Brief ->
Could you retype exactly the lines running from the line with "Enumerate this screenshot's" to the end of the data, both included, and nothing else?

Data about app and page elements ->
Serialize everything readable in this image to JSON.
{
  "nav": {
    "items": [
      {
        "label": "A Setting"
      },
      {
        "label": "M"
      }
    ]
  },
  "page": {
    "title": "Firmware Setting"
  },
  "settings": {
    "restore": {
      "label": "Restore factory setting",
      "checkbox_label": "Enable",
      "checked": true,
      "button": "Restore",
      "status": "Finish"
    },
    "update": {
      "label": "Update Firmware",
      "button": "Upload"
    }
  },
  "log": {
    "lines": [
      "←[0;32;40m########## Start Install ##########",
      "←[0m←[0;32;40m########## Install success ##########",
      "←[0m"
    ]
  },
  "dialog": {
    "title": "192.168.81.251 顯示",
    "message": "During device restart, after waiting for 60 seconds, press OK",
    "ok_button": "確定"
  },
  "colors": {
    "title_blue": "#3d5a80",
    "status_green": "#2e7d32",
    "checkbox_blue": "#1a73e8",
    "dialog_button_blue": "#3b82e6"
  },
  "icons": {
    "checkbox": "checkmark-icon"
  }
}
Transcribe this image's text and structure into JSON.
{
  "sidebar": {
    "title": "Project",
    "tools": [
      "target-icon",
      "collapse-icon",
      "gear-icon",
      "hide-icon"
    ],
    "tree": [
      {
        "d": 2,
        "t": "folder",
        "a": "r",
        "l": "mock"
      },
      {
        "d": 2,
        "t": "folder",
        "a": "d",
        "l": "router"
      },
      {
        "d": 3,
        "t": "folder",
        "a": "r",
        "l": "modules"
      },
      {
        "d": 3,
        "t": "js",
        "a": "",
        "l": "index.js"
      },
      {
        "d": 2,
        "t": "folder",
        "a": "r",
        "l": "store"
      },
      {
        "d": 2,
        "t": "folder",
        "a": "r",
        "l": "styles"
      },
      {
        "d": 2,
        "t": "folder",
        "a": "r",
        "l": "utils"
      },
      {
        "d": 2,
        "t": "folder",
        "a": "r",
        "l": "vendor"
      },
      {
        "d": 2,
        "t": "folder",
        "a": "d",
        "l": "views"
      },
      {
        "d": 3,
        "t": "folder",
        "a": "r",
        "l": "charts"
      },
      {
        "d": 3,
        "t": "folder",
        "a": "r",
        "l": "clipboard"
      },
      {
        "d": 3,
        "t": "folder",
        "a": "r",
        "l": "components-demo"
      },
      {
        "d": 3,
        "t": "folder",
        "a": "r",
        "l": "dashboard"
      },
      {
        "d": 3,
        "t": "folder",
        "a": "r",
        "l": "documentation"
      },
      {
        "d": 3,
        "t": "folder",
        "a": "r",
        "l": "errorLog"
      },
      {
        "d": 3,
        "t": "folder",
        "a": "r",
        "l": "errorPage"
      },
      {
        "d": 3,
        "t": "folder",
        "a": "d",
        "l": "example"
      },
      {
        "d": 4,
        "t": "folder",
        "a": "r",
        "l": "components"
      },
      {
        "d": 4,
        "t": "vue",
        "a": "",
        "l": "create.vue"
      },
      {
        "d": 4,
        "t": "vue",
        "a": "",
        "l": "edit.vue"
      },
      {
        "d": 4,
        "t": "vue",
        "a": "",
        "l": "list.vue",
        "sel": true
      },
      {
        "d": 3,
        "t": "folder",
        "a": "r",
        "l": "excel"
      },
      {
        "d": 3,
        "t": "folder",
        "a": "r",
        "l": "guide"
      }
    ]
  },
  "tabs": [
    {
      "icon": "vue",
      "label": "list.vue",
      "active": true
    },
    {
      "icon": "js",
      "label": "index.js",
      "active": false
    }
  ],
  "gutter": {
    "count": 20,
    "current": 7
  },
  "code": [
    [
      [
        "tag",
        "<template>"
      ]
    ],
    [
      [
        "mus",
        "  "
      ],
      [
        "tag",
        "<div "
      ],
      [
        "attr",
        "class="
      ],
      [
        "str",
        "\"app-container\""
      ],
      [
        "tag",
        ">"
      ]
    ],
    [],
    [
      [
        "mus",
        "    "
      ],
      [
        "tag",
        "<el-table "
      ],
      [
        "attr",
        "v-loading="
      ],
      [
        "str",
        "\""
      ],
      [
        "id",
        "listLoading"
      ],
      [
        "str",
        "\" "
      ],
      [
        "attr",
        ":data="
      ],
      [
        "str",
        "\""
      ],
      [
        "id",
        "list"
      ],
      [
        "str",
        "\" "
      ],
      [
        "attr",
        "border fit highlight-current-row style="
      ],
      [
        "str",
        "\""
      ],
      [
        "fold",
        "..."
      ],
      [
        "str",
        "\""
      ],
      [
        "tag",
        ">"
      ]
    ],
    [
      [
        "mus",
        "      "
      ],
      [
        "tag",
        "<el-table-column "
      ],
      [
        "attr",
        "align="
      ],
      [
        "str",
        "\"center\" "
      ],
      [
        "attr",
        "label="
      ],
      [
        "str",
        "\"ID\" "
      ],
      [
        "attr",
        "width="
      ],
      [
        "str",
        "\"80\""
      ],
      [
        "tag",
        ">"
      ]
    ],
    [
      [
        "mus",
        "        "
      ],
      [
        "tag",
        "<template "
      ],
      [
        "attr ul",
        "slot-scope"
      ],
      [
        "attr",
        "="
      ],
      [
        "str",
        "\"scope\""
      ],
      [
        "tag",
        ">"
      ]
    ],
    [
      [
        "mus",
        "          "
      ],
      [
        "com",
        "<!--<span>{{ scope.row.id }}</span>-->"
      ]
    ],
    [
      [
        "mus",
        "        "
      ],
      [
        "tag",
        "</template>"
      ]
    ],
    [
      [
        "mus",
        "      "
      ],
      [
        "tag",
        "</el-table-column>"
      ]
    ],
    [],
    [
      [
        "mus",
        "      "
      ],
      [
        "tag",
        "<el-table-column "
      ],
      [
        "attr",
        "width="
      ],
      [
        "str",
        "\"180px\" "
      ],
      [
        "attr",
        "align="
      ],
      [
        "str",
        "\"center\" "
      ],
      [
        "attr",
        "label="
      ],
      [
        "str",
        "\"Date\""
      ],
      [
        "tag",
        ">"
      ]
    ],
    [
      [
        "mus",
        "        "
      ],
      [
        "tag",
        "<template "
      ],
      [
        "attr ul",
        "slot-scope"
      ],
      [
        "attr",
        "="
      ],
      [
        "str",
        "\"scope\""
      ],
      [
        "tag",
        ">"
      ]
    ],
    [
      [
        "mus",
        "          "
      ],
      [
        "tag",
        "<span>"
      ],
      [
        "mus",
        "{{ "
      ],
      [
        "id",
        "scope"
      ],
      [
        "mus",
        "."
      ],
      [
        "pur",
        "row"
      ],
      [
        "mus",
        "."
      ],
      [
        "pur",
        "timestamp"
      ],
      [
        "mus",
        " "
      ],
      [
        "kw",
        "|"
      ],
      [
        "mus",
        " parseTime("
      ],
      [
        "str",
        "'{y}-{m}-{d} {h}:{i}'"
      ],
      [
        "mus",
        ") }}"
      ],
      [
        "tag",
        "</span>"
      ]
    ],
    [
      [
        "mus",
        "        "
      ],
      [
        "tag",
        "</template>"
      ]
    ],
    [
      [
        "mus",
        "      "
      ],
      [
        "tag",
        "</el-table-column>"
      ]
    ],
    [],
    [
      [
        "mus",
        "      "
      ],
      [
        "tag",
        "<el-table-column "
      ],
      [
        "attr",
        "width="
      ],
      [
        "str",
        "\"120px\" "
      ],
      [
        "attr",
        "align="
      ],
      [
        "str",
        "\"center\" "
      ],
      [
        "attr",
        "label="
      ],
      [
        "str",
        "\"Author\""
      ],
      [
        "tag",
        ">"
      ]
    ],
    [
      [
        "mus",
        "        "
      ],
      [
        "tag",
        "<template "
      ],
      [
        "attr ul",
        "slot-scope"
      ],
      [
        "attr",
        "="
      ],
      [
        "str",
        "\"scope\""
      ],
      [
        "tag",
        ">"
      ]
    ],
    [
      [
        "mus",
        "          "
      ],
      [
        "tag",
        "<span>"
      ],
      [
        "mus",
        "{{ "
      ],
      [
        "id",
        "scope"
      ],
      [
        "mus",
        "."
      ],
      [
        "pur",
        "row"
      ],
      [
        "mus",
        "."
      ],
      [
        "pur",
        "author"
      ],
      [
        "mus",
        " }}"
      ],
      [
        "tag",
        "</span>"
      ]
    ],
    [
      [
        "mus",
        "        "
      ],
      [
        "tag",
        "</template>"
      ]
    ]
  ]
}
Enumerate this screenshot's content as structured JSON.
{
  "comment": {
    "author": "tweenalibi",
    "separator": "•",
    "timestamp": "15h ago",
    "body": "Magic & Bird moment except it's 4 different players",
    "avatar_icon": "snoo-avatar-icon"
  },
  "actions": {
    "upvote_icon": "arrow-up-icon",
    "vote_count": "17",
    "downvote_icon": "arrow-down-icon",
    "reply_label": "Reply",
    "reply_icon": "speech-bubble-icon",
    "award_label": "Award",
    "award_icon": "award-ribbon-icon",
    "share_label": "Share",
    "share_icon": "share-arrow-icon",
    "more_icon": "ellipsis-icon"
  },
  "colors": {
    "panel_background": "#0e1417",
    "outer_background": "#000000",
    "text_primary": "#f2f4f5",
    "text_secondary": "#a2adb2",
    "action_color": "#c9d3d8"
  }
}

Result ->
Enumerate this screenshot's content as structured JSON.
{
  "comment": {
    "author": "tweenalibi",
    "separator": "•",
    "timestamp": "15h ago",
    "body": "Magic & Bird moment except it's 4 different players",
    "avatar_icon": "snoo-avatar-icon"
  },
  "actions": {
    "upvote_icon": "arrow-up-icon",
    "vote_count": "17",
    "downvote_icon": "arrow-down-icon",
    "reply_label": "Reply",
    "reply_icon": "speech-bubble-icon",
    "award_label": "Award",
    "award_icon": "award-ribbon-icon",
    "share_label": "Share",
    "share_icon": "share-arrow-icon",
    "more_icon": "ellipsis-icon"
  },
  "colors": {
    "panel_background": "#0e1417",
    "outer_background": "#000000",
    "text_primary": "#f2f4f5",
    "text_secondary": "#a2adb2",
    "action_color": "#c9d3d8"
  }
}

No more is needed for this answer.